— EXERCISE REQUIREMENTS —
Count the lines below that contain the word "true". Give only the number.

— RECORDS SUPPLIED —
☆ ☆ ☆ ☆ ☆

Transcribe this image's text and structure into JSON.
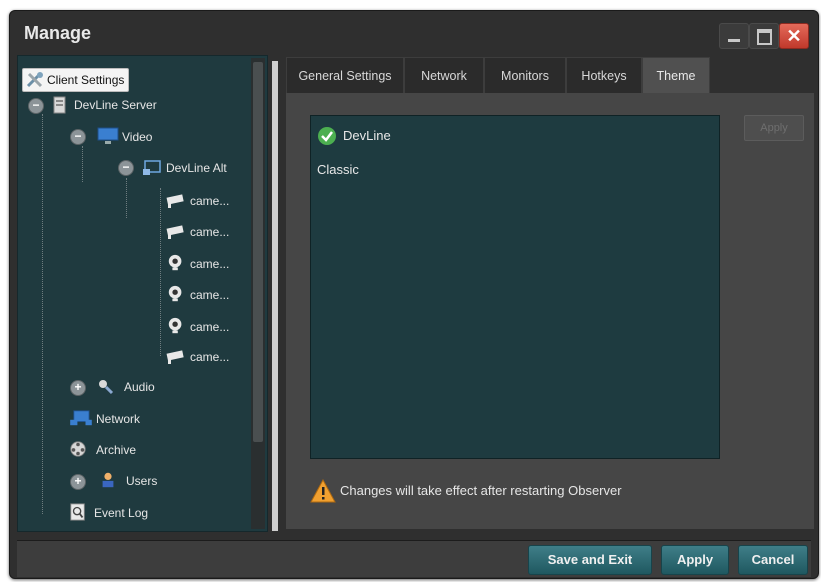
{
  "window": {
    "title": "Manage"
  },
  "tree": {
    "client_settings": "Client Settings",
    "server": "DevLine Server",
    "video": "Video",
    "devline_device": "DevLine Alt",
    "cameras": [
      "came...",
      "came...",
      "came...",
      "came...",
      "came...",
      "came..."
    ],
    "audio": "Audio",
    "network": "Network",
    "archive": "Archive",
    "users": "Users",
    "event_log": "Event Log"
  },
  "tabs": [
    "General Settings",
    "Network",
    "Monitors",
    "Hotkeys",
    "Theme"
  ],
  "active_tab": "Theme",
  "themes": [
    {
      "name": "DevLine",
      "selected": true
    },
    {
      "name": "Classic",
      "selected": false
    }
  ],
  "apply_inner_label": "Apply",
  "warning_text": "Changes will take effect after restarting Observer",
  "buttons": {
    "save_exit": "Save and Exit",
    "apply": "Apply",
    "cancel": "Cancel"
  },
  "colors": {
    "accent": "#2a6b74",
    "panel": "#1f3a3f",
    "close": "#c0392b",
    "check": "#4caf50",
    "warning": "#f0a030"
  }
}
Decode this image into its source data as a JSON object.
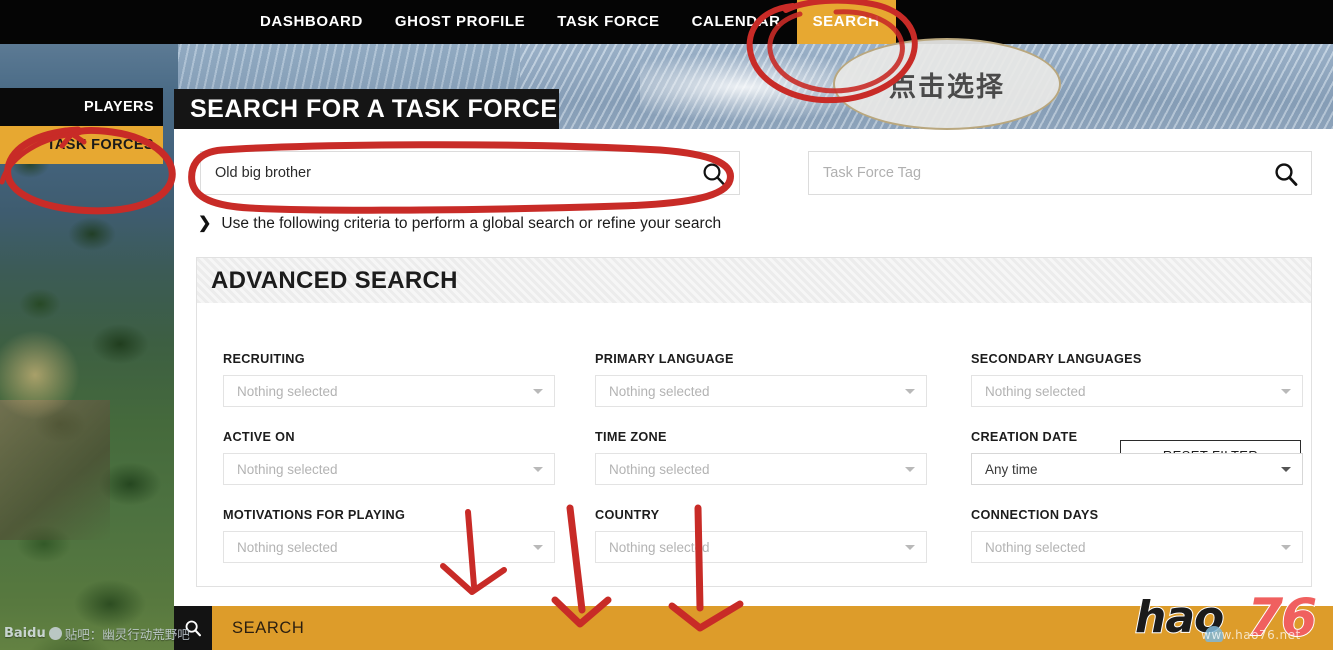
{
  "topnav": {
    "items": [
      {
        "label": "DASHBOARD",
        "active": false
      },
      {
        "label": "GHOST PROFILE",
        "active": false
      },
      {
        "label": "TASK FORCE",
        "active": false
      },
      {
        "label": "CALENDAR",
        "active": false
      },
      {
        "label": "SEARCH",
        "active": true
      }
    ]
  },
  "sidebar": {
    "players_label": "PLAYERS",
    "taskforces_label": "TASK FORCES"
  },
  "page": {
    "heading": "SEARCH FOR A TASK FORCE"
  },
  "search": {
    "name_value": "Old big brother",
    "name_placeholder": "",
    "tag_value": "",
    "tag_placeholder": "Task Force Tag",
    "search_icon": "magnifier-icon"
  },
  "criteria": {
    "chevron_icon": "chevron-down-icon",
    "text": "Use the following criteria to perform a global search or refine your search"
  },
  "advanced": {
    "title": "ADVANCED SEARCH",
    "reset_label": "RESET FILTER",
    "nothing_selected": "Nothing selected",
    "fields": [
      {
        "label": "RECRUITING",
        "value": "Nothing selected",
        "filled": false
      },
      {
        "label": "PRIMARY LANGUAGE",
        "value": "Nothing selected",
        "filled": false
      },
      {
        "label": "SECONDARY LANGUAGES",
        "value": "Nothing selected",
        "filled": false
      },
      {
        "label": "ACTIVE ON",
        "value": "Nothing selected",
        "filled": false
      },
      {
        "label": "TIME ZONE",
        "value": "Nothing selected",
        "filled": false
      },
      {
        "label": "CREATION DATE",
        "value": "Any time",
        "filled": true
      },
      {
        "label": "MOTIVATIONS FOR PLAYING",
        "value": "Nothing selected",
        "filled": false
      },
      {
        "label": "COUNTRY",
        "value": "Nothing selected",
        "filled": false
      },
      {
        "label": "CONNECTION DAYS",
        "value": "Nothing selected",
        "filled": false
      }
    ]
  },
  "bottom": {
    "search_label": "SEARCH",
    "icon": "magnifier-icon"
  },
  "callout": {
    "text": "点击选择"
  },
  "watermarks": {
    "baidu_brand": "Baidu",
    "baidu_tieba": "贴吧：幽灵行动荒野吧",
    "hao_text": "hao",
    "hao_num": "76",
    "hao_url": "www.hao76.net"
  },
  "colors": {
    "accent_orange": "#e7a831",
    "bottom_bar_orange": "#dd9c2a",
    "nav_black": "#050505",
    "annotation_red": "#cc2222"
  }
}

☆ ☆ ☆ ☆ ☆

— RESULT OF THE EXERCISE —
3